Most lung scans are to detect blood clots in the lung.  There are no food restrictions prior to this test.  The patient will be asked to breathe a radioactive material through a tube for five minutes, and then six ventilation images will be taken of your lungs.  The patient will then receive a radioactive injection, which also goes to the lungs, and the same six pictures will be taken again. These images are compared to determine if any blood clots are present.

 

Liver Scan

This scan is to detect problems in the liver such as  cysts, cirrhosis and tumors. There are no eating restrictions prior to the test.  A radioactive injection will be given in the arm.  After allowing the injection to circulate for 15 minutes, the patient will lie on the scan table while various views of the liver and spleen are taken.  The scan takes approximately 30 to 45 minutes.

 

Hida Scan

This test is to detect problems in the gallbladder or biliary system.  The patient may not eat or have narcotic pain medication for four hours prior to the test.  An injection of radioactive material will be given in the arm and scanning begins immediately.  The scan may take anywhere from 40 minutes to four hours.  After the gallbladder is visualized, an infusion of a medication that caused the gallbladder to contract will be given for some patients.  This medication will give additional information about the function of the gallbladder.

 

 

Cardiac Stress Tests

 

Nuclear Cardiac Stress Test - Also known as Thallium or Cardiolite Stress Test.

This test is to determine if there are blockages in the patient’s coronary arteries. The patient must not eat for four hours prior to the test.  The patient should be off Beta-Blocker medications but only on the instructions from the ordering physician. An IV will be inserted into the patient’s arm, and an injection of a radioactive material will be given.

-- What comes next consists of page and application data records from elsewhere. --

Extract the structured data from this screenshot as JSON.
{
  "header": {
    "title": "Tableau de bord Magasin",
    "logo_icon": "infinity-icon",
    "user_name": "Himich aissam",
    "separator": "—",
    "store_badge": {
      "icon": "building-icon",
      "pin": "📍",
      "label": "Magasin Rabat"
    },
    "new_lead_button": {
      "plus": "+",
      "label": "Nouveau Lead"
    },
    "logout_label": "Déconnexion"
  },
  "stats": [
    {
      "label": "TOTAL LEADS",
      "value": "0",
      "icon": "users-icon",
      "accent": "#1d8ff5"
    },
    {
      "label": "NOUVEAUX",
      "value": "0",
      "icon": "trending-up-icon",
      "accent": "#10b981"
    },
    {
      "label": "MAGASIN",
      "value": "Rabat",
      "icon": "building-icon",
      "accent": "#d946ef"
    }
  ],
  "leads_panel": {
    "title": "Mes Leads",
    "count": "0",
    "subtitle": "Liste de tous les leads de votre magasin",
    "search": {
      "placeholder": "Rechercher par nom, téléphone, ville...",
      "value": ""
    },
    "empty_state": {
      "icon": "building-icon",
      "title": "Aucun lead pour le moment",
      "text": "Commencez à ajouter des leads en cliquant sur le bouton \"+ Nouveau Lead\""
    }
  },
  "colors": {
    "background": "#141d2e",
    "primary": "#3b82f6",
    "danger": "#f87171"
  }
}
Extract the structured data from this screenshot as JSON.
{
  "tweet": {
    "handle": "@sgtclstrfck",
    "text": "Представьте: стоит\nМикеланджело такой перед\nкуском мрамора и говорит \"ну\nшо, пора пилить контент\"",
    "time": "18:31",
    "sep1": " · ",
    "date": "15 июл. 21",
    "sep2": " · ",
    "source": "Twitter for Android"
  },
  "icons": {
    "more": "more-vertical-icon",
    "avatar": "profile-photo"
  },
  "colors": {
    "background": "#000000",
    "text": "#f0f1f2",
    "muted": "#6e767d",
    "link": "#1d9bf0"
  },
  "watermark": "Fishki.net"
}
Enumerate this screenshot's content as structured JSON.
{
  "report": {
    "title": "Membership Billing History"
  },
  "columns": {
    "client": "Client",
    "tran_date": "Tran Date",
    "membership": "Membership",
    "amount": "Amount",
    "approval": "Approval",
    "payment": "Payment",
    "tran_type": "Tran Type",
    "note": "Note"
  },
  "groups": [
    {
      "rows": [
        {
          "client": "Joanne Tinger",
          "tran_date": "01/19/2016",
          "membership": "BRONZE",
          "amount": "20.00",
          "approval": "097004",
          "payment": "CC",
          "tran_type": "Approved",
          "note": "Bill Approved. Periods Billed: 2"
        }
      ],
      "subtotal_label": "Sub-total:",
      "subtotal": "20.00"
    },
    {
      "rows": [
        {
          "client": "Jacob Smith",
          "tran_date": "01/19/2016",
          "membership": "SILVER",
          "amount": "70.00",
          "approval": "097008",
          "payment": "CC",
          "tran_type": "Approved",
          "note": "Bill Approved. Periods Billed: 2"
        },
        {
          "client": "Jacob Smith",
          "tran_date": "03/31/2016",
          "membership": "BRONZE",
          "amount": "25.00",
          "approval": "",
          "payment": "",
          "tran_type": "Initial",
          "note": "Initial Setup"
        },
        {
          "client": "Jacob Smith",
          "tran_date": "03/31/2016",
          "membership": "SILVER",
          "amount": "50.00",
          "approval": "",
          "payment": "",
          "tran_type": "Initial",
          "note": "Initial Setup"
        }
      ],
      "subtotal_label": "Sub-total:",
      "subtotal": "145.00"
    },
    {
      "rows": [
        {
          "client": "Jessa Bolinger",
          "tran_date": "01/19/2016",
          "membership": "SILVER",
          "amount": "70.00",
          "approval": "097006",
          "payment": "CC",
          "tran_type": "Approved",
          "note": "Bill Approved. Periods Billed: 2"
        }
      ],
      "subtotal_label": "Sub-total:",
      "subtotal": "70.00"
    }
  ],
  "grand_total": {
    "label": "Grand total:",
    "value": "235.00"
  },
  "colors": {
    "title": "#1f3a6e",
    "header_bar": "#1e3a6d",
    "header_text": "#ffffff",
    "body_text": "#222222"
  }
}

After waiting 15 minutes to circulate, the patient’s resting scan will be taken.  The patient then goes to EKG Department for the actual treadmill portion of the test.  One minute before ending the treadmill test, the patient will receive a 2nd injection.  The patient will then return to Nuclear Medicine for the stress scan.  The entire procedure will take 3 to 3 1/2 hours.

 

Pharmacologic Stress Test

This test is to determine if there are any blockages in the coronary arteries.  The patient may not eat four hours prior to the test.  The patient is to be off medications such as Theophylline, Persantine, and Pharmacologic for 48 hours prior to the test.  The patient is to have no caffeine for 24 hours prior to the test.  An IV will be placed in the patient’s arm and an injection of a radioactive material will be given.  After circulating 15 minutes the patients resting scan will be taken.  The patient will then proceed to the EKG department to have the Pharmacologic stress portion of the test while the doctor monitors the heart.  While the Pharmacologic is being infused, another radioactive injection will be given.  The patient then returns to the Nuclear Medicine Department for the stress scan. The entire test will take approximately 3 to 4 hours.

 

 

Contact the Nuclear Medicine Department directly at (724) 223-3110.